Today, North Korea maintains it’s status as the worst persecutor of Christians in the world, but it wasn’t always that way. The Korean peninsula has a rich Christian history and owes many of its modern developments to Protestant influence.
The Prequel: Religion in North Korea
Ancient Korea was ruled by an indigenous faith, led by shaman (called mu, or more recently mudang) who were the intermediaries between the “first god,” the “gods of nature,” and humans.
In 372 the Korean peninsula was divided into three kingdoms, and Buddhism was introduced to the northernmost territory, from China. It took almost 200 years for it to spread to the southern coast of Korea, developing uniquely Korean characteristics as it went. Buddhism became the official religion, which gave it significant political influence as well—especially as the three kingdoms incorporated into one unified governance.
Near the end of the 14th century, Confucianism came to Korea from China and, again, developed into a uniquely Korean expression. In 1392 the first unified dynasty was overthrown, and the Joseon kingdom took power. The new kingdom declared Neo-Confucianism the official state religion, and persecuted Buddhism nearly to extinction.
Jesuit writings found their way to Korea in the 17th century, and Catholicism quickly followed.
By the end of the 19th century, the Joseon dynasty was struggling—weakened by Japanese and Manchu invasions that first caused the peninsula to withdraw as “the hermit nation.” It was during this desperate time that the first Protestant missionaries came to Korea with the answers they desperately needed.
Jesuit and Catholic Missionaries to Korea
Matteo Ricci was an Italian Jesuit missionary to China who gained a position of prominence in Beijing under the Wanli Emperor, Zhu Yijun, in the early 17th century. He never went to Korea, but his writings were brought to the peninsula within decades.
Yi Seung-Hun, the first known Korean officially baptized as a Catholic. He travelled to China on diplomatic business and came home Catholic (more on him later). Not longer after his return to Korea, the first Catholic missionaries arrived. Catholicism spread, especially among scholars, throughout the 18th century, but as the number of adherents grew—and they refused to perform Pagan rituals—Catholic evangelism was outlawed by the beginning of the 19th century. About 8000 Catholics were martyred in the Catholic Persecution of 1801.
The Birth of the Church in Korea
By the end of the century, the Joseon kingdom was weak and grasping for solutions to strengthen its nation. Protestant missionaries came to Korea in the 1880s and set up schools, hospitals, and publishing facilities as they shared a message of hope and grace. It was everything Korea needed, and the king allowed a great number of Christian missionaries into his nation in the ensuing decades.

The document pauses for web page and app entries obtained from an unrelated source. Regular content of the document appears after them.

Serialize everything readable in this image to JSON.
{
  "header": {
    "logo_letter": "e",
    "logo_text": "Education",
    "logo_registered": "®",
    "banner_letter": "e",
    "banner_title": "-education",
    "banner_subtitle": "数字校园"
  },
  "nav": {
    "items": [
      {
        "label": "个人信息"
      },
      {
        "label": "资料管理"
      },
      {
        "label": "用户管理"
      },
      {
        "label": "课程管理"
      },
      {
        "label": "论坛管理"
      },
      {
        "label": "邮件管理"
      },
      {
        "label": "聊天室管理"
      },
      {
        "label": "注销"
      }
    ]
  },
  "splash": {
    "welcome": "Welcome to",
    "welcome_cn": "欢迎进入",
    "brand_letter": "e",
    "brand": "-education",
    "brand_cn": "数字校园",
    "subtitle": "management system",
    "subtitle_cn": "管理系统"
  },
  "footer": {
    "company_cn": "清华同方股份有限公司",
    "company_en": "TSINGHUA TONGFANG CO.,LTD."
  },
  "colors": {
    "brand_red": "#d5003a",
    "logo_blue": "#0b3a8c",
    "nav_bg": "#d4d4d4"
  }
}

Protestant Christian communities already existed on the peninsula. The first church was founded in 1884 by a Korean man named Seo Sang-ryun, the same year that the first Protestant missionary—an American medical missionary and diplomat, Horace Newton Allen—arrived in Korea.
Protestant church in Korea, circa 1895
20th Century Christianity in Korea
When the Japanese Empire took over the Korean peninsula in 1910, the bond between Christianity and Korean culture/nationalism was further strengthened. We don’t know how many Koreans were Christians at that time, but as Japan tried to instill State Shinto—folk traditions that set the emperor up as a kind of god—Christians and Christian missionaries in Korea were at the forefront of resistance. Christians refused to perform Shinto rituals.
In 1945, as a result of the end of WWII, Korea was divided into two states: the communist north and the anti-communist south. Many Christians fled to South Korea, and the difficulties for Christians in the north officially began.